It also contains major changes regarding governing bodies, setting caps, inclusive certified emission reductions and the establishment of an emissions trading fund.

"More importantly, seeking public opinion is sending a clear signal that promotes market certainty and confidence," Zeng said. "Shenzhen's practice certainly provides a good example for building the national system."

In general, Zeng's research has given a glimpse into how complicated but beneficial it would be to link China and the EU, starting by analyzing different system designs and regulatory features of the two systems.

The EU emissions trading system, set up in 2005, is the most maturely operated greenhouse gas market in the world, and until the Chinese system opened a few weeks ago was the largest.

While its absolute emissions cap since 2013 gives priority to environmental effectiveness, China's intensity-based cap during the early stages endeavors to balance environmental effectiveness with efficiency.

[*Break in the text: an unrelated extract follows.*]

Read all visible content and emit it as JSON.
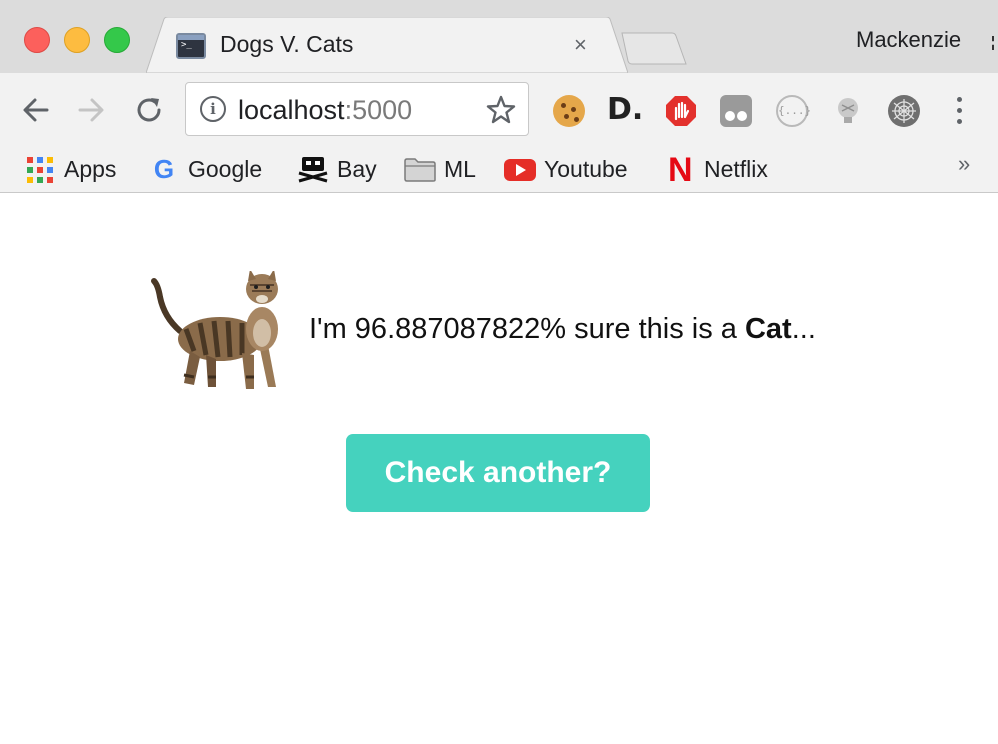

Quotas used to force countries to reduce their emissions have the effect of creating demand for carbon credits, thus driving up the market price, and so encouraging continuous and consistent carbon abatement is possible.

The Chinese system takes into account economic growth, industrial structure adjustment, energy structure optimization and coordinated control of air pollutant emissions when setting cap denomination and allocation, the Ministry of Ecology and Environment says.

Yet Shenzhen's new draft explicitly says the city will implement absolute cap control after peak carbon dioxide emissions, which the Shenzhen Research Center on Climate Change, led by the former deputy mayor Tang Jie, forecast is likely to happen next year.

By July 28 the cumulative volume of carbon emission allowances in the national carbon market was 5.8 million tons and the cumulative turnover was 293 million yuan, with a ceiling price of 56.8 yuan a ton that day.

READ MORE: Experts: China, US share similar goals in tackling climate change

The carbon price in the EU system soared to a high of 56.43 euro (US$67.25) a ton in May, and the highest price in any of the Chinese pilot programs has been 122.97 yuan a ton.

"The price in China's pilot programs is not enough to give an incentive for consistent abatement," Zeng says. "It's just like getting married: before you tie the knot you need to be mature and independent.

"Linkage will not be plain sailing. It all comes down to the political will to explore the benefits of linkage and to what extent incompatibility issues can be harmonized and risks mitigated, especially once the pandemic is gone.

"On the other hand, you don't meet the perfect partner; you make the perfect partner."


Share this story

CHINA DAILY
HONG KONG NEWS
OPEN
Please click in the upper right corner to open it in your browser !